Instructions to follow:
Search term "After": work out how many lines of the data below contain it, and answer with that number alone.

Dataset rows for apps and sites:

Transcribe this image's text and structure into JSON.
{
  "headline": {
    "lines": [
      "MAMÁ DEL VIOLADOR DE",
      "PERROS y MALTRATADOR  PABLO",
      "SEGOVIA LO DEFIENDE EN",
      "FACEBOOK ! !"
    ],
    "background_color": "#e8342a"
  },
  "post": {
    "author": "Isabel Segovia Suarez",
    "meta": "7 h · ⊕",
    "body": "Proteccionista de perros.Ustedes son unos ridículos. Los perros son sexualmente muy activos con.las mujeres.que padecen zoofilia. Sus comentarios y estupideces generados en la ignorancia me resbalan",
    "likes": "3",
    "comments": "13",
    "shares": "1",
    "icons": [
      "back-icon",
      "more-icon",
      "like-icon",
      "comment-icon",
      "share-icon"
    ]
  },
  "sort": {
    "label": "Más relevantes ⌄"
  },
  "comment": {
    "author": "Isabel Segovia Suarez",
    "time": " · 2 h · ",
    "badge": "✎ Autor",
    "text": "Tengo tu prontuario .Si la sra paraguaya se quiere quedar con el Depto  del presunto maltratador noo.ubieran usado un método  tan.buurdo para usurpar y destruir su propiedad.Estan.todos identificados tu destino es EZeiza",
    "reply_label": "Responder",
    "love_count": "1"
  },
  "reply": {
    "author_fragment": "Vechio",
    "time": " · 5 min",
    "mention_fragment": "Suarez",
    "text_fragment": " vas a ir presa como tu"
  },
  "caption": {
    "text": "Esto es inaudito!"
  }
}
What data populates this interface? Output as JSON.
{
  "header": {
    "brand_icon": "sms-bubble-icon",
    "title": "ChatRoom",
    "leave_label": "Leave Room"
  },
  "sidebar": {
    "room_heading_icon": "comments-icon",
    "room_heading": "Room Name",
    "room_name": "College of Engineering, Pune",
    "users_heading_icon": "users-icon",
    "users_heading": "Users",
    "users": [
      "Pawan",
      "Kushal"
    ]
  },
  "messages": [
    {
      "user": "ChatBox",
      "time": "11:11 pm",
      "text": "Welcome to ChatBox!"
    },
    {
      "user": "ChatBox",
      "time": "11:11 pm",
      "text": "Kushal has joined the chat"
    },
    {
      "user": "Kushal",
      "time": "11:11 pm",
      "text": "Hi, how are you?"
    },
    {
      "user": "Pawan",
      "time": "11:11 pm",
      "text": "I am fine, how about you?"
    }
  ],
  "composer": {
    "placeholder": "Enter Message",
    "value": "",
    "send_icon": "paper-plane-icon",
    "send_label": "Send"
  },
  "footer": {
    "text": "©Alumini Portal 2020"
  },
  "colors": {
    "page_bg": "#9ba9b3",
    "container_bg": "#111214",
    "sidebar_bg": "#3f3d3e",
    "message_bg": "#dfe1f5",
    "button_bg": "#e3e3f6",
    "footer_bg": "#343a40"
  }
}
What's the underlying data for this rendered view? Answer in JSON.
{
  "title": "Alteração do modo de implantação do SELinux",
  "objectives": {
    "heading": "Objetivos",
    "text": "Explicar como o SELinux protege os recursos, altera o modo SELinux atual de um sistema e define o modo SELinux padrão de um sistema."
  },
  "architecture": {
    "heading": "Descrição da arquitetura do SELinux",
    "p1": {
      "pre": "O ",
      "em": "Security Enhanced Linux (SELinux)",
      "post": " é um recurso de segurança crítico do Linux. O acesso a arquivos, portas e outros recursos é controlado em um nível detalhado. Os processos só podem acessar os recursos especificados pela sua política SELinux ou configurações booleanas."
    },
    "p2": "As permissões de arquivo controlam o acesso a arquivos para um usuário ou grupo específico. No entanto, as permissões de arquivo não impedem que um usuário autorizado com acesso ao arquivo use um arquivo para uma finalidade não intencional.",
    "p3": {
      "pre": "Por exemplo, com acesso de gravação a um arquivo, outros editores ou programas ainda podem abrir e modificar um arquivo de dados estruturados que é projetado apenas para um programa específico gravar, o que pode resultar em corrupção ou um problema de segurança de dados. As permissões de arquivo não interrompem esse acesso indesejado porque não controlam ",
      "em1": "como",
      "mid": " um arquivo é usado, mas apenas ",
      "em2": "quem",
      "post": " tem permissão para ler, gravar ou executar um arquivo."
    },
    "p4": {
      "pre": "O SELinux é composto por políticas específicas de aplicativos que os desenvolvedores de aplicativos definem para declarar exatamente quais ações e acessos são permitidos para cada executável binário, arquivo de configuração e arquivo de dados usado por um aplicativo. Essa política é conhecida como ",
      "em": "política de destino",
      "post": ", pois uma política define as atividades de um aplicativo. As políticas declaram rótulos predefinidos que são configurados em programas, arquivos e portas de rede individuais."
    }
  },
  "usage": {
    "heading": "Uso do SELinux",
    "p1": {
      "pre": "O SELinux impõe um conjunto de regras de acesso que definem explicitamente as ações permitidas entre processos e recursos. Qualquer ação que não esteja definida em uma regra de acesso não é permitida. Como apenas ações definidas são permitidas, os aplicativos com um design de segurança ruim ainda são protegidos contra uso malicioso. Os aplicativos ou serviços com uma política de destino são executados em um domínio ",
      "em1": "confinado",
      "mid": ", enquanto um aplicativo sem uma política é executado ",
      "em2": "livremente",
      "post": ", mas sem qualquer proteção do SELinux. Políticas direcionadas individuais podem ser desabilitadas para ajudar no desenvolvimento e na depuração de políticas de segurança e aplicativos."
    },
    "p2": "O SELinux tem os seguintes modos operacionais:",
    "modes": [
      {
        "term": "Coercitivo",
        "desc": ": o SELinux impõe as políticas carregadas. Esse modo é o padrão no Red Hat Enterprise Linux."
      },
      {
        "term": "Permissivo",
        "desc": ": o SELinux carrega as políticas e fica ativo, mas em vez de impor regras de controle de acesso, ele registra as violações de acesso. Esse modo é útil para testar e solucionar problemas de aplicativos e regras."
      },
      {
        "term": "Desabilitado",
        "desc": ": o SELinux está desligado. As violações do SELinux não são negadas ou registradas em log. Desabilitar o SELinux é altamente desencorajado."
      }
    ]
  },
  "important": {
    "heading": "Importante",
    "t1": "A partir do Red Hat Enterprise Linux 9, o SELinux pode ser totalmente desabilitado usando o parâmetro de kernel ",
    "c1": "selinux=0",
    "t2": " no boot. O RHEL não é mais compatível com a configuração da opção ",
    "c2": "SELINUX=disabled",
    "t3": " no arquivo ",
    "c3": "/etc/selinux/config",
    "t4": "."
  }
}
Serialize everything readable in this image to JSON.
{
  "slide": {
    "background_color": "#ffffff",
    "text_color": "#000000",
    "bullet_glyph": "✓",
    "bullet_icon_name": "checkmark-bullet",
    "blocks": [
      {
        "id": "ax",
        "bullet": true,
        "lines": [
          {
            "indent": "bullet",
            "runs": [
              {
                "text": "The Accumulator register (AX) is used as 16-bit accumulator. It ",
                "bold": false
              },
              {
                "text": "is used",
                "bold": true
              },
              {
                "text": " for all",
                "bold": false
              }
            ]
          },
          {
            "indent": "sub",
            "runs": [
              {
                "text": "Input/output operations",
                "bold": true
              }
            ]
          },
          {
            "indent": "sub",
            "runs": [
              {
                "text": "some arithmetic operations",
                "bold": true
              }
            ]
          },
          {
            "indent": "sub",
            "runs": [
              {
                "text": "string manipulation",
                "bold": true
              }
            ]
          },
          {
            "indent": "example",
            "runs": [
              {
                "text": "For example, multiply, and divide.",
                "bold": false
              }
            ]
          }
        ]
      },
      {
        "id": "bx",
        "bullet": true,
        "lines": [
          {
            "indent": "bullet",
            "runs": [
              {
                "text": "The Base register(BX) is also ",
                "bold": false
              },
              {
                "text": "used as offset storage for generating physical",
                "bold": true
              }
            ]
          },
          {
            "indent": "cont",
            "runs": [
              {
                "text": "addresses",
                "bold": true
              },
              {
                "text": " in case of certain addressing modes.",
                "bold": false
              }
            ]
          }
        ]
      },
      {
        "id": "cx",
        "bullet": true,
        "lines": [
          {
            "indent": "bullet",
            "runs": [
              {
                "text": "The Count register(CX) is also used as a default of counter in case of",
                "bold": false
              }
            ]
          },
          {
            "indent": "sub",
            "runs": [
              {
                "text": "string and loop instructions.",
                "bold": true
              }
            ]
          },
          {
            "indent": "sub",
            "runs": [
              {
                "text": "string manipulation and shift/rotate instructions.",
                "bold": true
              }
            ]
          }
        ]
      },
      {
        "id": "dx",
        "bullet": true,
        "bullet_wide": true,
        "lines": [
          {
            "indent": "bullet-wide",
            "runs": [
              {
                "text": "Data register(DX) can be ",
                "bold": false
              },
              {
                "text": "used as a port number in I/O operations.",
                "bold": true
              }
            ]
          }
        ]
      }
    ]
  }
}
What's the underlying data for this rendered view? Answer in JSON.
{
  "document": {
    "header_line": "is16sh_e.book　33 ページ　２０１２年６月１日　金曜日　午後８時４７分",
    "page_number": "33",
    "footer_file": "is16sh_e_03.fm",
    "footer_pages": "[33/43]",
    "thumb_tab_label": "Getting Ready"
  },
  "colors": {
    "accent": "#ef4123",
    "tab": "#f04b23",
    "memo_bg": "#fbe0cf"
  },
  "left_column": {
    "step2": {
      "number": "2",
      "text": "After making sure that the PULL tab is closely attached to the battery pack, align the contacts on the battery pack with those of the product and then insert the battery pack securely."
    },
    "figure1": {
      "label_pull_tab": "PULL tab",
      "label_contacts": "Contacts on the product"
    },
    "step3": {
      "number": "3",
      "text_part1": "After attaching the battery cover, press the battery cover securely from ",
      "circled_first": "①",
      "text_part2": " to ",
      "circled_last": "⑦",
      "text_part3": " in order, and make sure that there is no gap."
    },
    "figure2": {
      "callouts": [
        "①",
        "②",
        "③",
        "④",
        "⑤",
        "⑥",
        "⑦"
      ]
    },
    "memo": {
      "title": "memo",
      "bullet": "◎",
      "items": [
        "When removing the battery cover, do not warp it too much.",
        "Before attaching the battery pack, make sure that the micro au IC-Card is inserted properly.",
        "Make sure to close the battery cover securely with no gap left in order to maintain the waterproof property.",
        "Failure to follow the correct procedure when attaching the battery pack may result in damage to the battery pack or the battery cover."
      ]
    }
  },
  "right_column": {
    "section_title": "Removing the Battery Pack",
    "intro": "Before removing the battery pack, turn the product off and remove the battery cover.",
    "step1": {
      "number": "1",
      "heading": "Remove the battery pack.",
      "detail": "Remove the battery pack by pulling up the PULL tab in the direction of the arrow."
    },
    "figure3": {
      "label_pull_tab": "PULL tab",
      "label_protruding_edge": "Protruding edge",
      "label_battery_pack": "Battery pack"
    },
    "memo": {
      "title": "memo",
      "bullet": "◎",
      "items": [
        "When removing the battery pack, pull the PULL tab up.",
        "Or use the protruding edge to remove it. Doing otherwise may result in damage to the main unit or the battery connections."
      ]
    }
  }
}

Reply to the task:
2